In many Russian and Swedish country houses of the late 18th century, window frames were painted soft pastel colors. In creating the stage windows the set design team evokes Pushkin's description of Tatiana reading seated by a window, isolated from others. The third act's first scene is more splendid: at a ball in St. Petersburg straight from Tatiana's girlhood fantasies.

Wednesday morning OTSL general director Timothy O'Leary spoke to a group of singers in another opera reminding them that "words and music are both equally important to us here." That's not true in some opera houses where one wonders if some singers even know exact meanings of some words they sing.



At OTSL "words and music" means every singer must strive to enunciate every word -- always in English -- and also sing it beautifully, O'Leary told the singing actors.

Lovers of Russian literature know that Pushkin's words are important. Novelist and playwright Ivan Turgenev credited Pushkin with elevating and giving birth to the Russian literary language. Novelist Fyodor Dostoyevsky called Pushkin a better writer than Shakespeare. Pushkin has the stature with Russians that Shakespeare has with the English-speaking world, that Dante has with Italians, and that Goethe has with Germans, said Richard Tempest, director of the University of Illinois Champaign-Urbana's Russian, East European and Eurasian Center at a "Spotlight" panel.

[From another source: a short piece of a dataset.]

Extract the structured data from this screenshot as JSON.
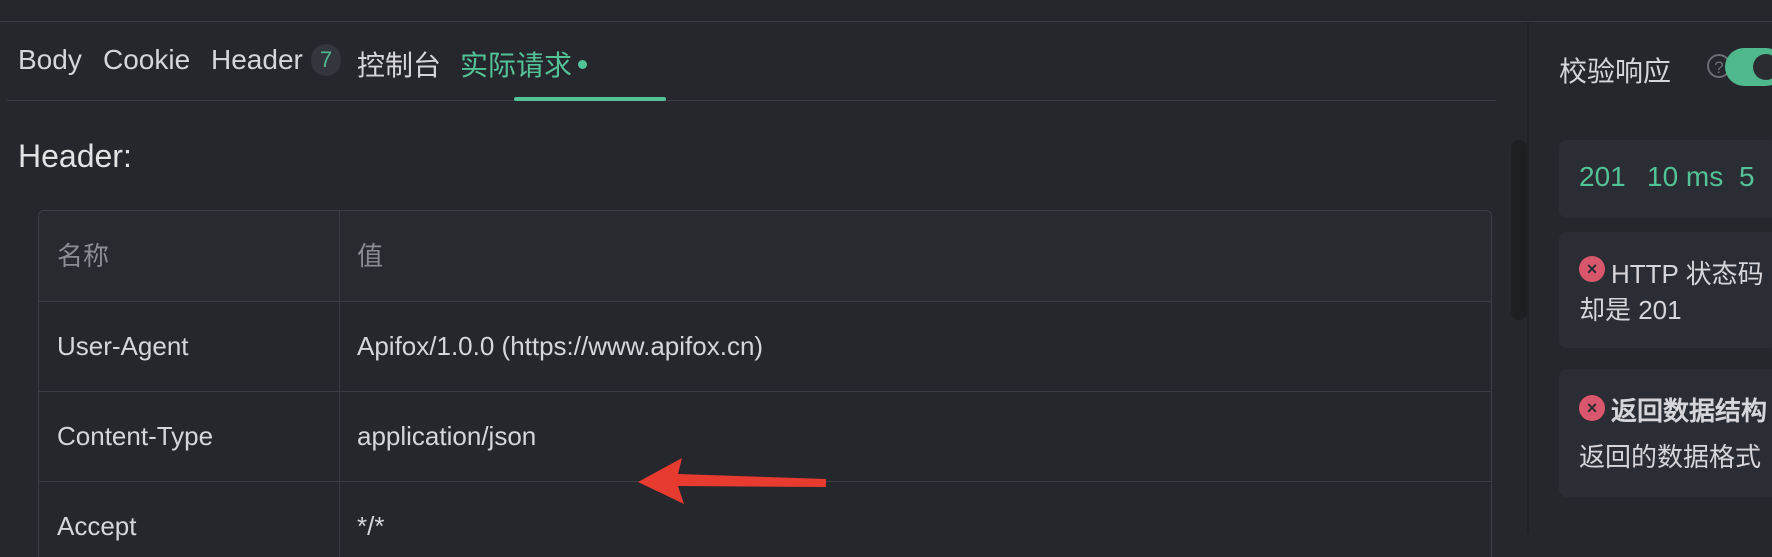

Pushkin, himself a music lover, wrote a play about the rivalry between Amadeus Mozart and Antonio Salieri two centuries before the play and movie "Amadeus." Pushkin's brilliant stories, strong characters and poetic lines easily set to song, have attracted other Russian composers. A Pushkin opera festival might include "Mavra" by Stravinsky, "Ruslan and Ludmilla" by Mikhail Glinka, "The Golden Cockerel" by Nicolai Rimsky-Korsakov and two works by Tchaikovsky. Years after finishing "Onegin," Tchaikovsky, pulled another book from the Pushkin shelf and composed "The Queen of Spades."

Patricia Rice is a freelance journalist who has long written on classical music.

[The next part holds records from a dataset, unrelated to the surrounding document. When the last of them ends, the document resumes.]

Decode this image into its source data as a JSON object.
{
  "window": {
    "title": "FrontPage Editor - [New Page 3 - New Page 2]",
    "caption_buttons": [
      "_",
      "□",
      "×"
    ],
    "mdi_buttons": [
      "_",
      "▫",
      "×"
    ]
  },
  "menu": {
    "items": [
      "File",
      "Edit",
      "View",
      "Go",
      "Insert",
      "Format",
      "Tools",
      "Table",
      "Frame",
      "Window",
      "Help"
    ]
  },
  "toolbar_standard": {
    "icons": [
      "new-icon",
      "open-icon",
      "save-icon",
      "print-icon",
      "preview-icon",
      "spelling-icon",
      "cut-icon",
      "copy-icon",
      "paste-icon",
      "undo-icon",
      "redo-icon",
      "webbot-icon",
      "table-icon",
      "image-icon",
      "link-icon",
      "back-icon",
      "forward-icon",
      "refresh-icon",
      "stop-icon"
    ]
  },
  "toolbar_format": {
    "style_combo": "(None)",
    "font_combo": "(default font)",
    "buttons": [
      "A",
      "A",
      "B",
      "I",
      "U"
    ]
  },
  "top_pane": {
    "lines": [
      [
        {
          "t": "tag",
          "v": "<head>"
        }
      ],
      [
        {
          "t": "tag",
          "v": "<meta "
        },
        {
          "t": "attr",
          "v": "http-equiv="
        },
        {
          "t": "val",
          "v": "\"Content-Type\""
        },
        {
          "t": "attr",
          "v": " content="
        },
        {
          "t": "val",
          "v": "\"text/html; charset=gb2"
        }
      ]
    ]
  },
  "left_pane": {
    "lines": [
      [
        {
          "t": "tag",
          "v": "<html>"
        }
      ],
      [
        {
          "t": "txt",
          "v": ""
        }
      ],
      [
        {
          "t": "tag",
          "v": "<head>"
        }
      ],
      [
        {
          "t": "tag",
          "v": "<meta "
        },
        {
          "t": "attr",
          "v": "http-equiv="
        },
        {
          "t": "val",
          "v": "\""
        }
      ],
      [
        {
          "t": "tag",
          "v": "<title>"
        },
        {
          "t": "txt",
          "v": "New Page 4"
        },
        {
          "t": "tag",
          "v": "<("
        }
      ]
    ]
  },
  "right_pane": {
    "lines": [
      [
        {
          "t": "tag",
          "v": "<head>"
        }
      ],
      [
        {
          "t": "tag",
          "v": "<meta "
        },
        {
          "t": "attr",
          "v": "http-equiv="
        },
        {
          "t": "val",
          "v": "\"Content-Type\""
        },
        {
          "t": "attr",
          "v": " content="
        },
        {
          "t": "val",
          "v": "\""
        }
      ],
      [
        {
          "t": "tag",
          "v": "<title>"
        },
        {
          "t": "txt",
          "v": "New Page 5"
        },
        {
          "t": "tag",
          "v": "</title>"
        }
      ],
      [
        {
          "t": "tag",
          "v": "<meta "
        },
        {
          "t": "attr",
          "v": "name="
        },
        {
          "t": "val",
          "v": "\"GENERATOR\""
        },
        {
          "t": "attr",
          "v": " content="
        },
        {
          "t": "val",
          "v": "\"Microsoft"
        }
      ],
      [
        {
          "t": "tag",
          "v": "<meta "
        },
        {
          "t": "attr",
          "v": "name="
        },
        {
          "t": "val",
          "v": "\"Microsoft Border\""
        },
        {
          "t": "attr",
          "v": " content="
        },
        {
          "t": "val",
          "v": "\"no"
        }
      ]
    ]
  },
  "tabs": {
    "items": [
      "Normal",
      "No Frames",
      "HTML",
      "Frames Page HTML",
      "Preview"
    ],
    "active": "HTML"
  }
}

Patricia Rice is a freelance writer based in St. Louis who has covered religion for many years. She also writes about cultural issues, including opera.